Okay, that was the 491st time you did that – no more forgiveness.

forgive

 

Clearly He was expressing how we are to have a heart of mercy and forgiveness to others.  He went on to say that He forgave us to the degree we forgive others.

For many of us forgiveness is a tough one to do.  I have found it fairly easy to forgive when someone acknowledges they hurt me and asks for forgiveness.  But when they do not acknowledge they were wrong and I still need to forgive them – that has been hard at times.  However, not forgiving harms me more than the one I do not forgive.

forgive 2

Several years ago I came face-to-face with the reality of how much I needed forgiveness myself – and therefore should forgive others.

A few years after my first husband died, I remarried a wonderful man and inherited a teenage son.  Raising two girls, I did not have a clue how to deal with a son – especially a teenage son.  Today I am thankful to say this young man and I could not be closer.  But those first few years had some rough moments.

He was a good young man, but suddenly having me telling him what to do did not always sit well with him.

Some days I became frustrated with him.  It was not that he was doing terrible things.  It was just things like forgetting to take out the trash or heading out with his friends without helping with the household chores he had been assigned.  When I confronted him he would always say he was sorry.

So — one day I told him:

I have had it with you.  You keep saying you are sorry – but then you do it again.   I’m tired of forgiving you again and again.

After stomping off to my bedroom to cool off, I suddenly felt a reprimand from the Holy Spirit:

So, how many times have I forgiven you for the same thing?  Next time you pray, should I say that I have had it with you?

Ouch!!!!  That hit very close to home.

Needless to say I went back to this young man and told him I forgave him and we would try again.
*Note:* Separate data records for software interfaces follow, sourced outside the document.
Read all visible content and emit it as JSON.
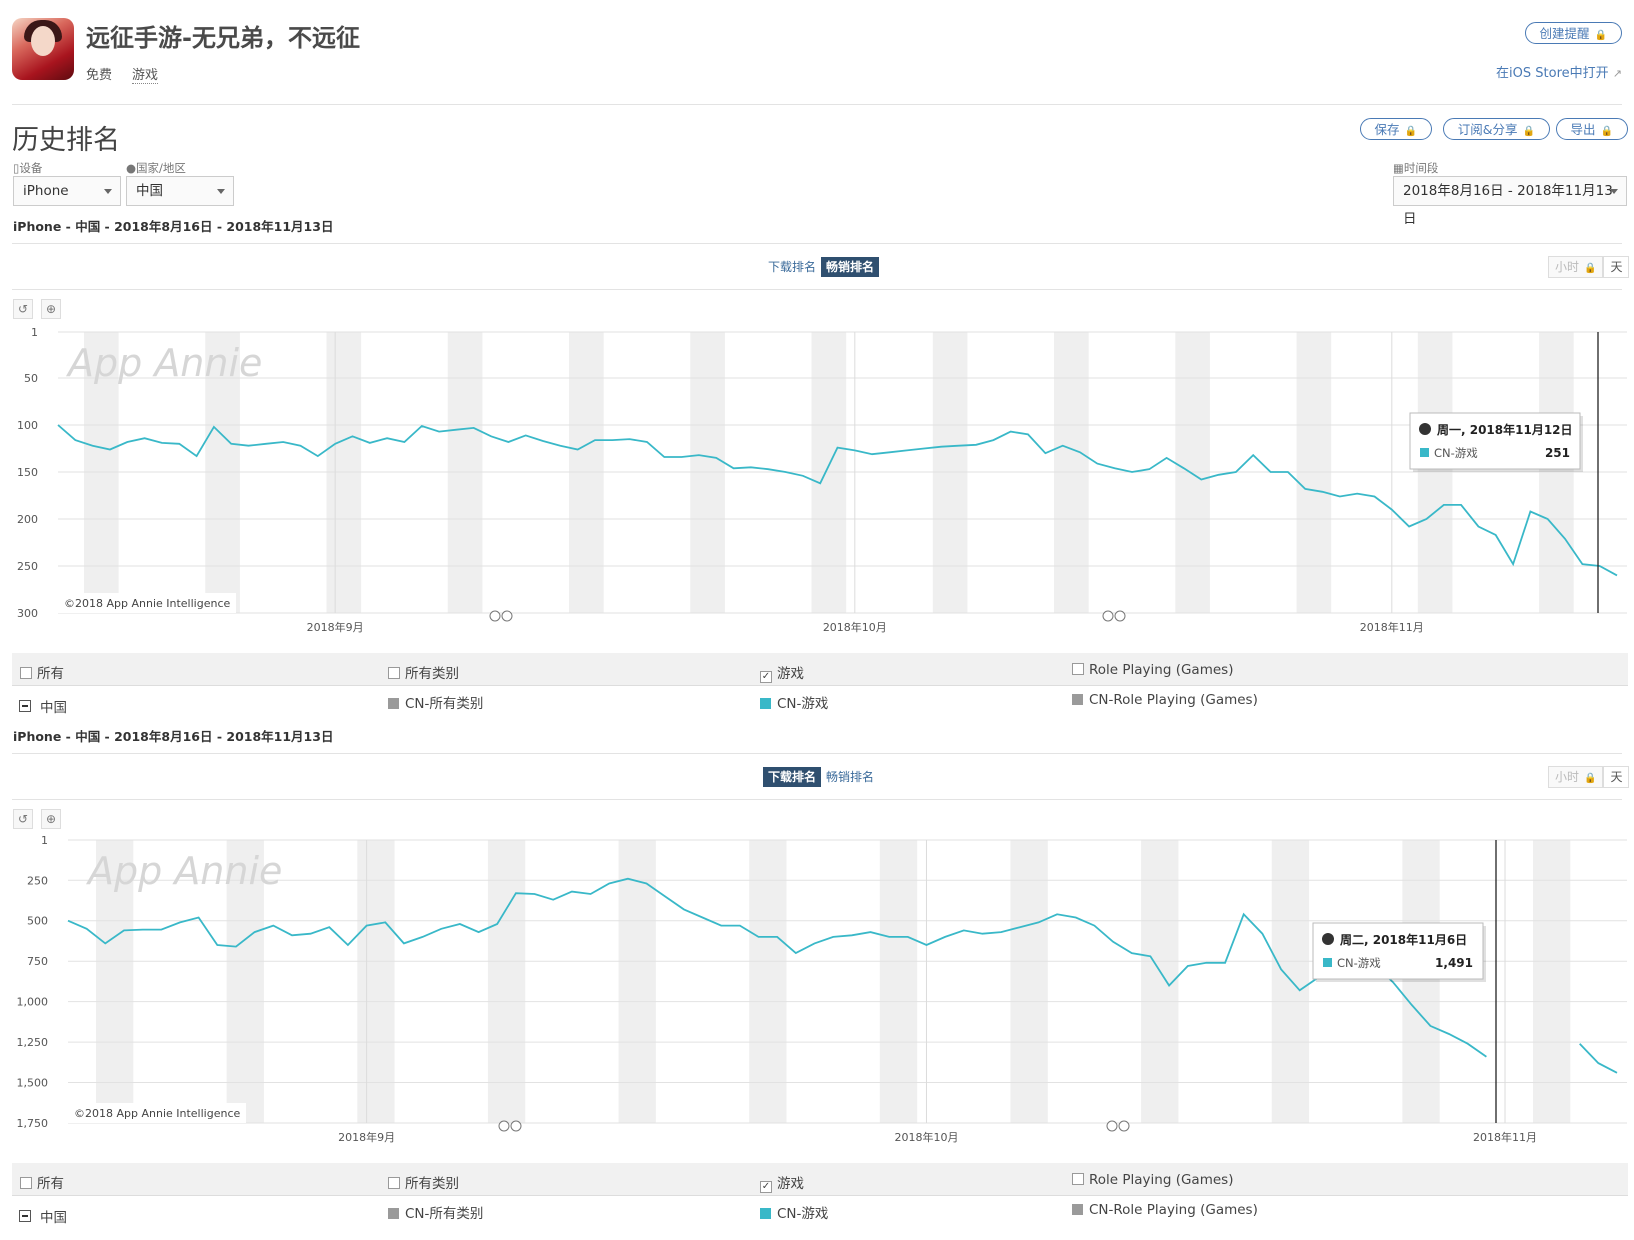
{
  "app": {
    "title": "远征手游-无兄弟，不远征",
    "price": "免费",
    "category": "游戏",
    "create_alert": "创建提醒",
    "open_ios": "在iOS Store中打开"
  },
  "page": {
    "title": "历史排名",
    "save": "保存",
    "subscribe": "订阅&分享",
    "export": "导出",
    "device_label": "设备",
    "device_value": "iPhone",
    "country_label": "国家/地区",
    "country_value": "中国",
    "period_label": "时间段",
    "period_value": "2018年8月16日 - 2018年11月13日"
  },
  "legend_items": {
    "all": "所有",
    "all_categories": "所有类别",
    "games": "游戏",
    "role_playing": "Role Playing (Games)",
    "country": "中国",
    "cn_all": "CN-所有类别",
    "cn_games": "CN-游戏",
    "cn_rpg": "CN-Role Playing (Games)"
  },
  "colors": {
    "series": "#39b8c8",
    "tab_active": "#2f4f6f",
    "link": "#4a7ab5",
    "weekend_band": "#efefef",
    "swatch_gray": "#9a9a9a"
  },
  "charts": [
    {
      "caption": "iPhone - 中国 - 2018年8月16日 - 2018年11月13日",
      "tabs": [
        "下载排名",
        "畅销排名"
      ],
      "active_tab": 1,
      "hour_label": "小时",
      "day_label": "天",
      "watermark": "App Annie",
      "copyright": "©2018 App Annie Intelligence",
      "tooltip": {
        "date": "周一, 2018年11月12日",
        "series": "CN-游戏",
        "value": "251"
      },
      "chart_data": {
        "type": "line",
        "x_start": "2018-08-16",
        "x_tick_labels": [
          "2018年9月",
          "2018年10月",
          "2018年11月"
        ],
        "y_tick_labels": [
          "1",
          "50",
          "100",
          "150",
          "200",
          "250",
          "300"
        ],
        "ylim": [
          1,
          300
        ],
        "y_inverted": true,
        "series": [
          {
            "name": "CN-游戏",
            "values": [
              100,
              116,
              122,
              126,
              118,
              114,
              119,
              120,
              133,
              102,
              120,
              122,
              120,
              118,
              122,
              133,
              120,
              112,
              119,
              114,
              118,
              101,
              107,
              105,
              103,
              112,
              118,
              111,
              117,
              122,
              126,
              116,
              116,
              115,
              118,
              134,
              134,
              132,
              135,
              146,
              145,
              147,
              150,
              154,
              162,
              124,
              127,
              131,
              129,
              127,
              125,
              123,
              122,
              121,
              116,
              107,
              110,
              130,
              122,
              129,
              141,
              146,
              150,
              147,
              135,
              146,
              158,
              153,
              150,
              132,
              150,
              150,
              168,
              171,
              176,
              173,
              176,
              190,
              208,
              200,
              185,
              185,
              208,
              217,
              248,
              192,
              200,
              221,
              248,
              250,
              260
            ]
          }
        ]
      }
    },
    {
      "caption": "iPhone - 中国 - 2018年8月16日 - 2018年11月13日",
      "tabs": [
        "下载排名",
        "畅销排名"
      ],
      "active_tab": 0,
      "hour_label": "小时",
      "day_label": "天",
      "watermark": "App Annie",
      "copyright": "©2018 App Annie Intelligence",
      "tooltip": {
        "date": "周二, 2018年11月6日",
        "series": "CN-游戏",
        "value": "1,491"
      },
      "chart_data": {
        "type": "line",
        "x_start": "2018-08-16",
        "x_tick_labels": [
          "2018年9月",
          "2018年10月",
          "2018年11月"
        ],
        "y_tick_labels": [
          "1",
          "250",
          "500",
          "750",
          "1,000",
          "1,250",
          "1,500",
          "1,750"
        ],
        "ylim": [
          1,
          1750
        ],
        "y_inverted": true,
        "series": [
          {
            "name": "CN-游戏",
            "values": [
              500,
              550,
              640,
              560,
              555,
              555,
              510,
              480,
              650,
              660,
              570,
              530,
              590,
              580,
              540,
              650,
              530,
              510,
              640,
              600,
              550,
              520,
              570,
              520,
              330,
              335,
              370,
              320,
              335,
              270,
              240,
              270,
              350,
              430,
              480,
              530,
              530,
              600,
              600,
              700,
              640,
              600,
              590,
              570,
              600,
              600,
              650,
              600,
              560,
              580,
              570,
              540,
              510,
              460,
              480,
              530,
              630,
              700,
              720,
              900,
              780,
              760,
              760,
              460,
              580,
              800,
              930,
              850,
              750,
              770,
              770,
              880,
              1020,
              1150,
              1200,
              1260,
              1340,
              null,
              null,
              null,
              null,
              1260,
              1380,
              1440
            ]
          }
        ]
      }
    }
  ]
}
(I do want to make this disclaimer.  Being physically or mentally abused by someone does not mean we allow that abuse to continue.  While we need to forgive the abuser, there is no way we should ever continue to submit to abuse.)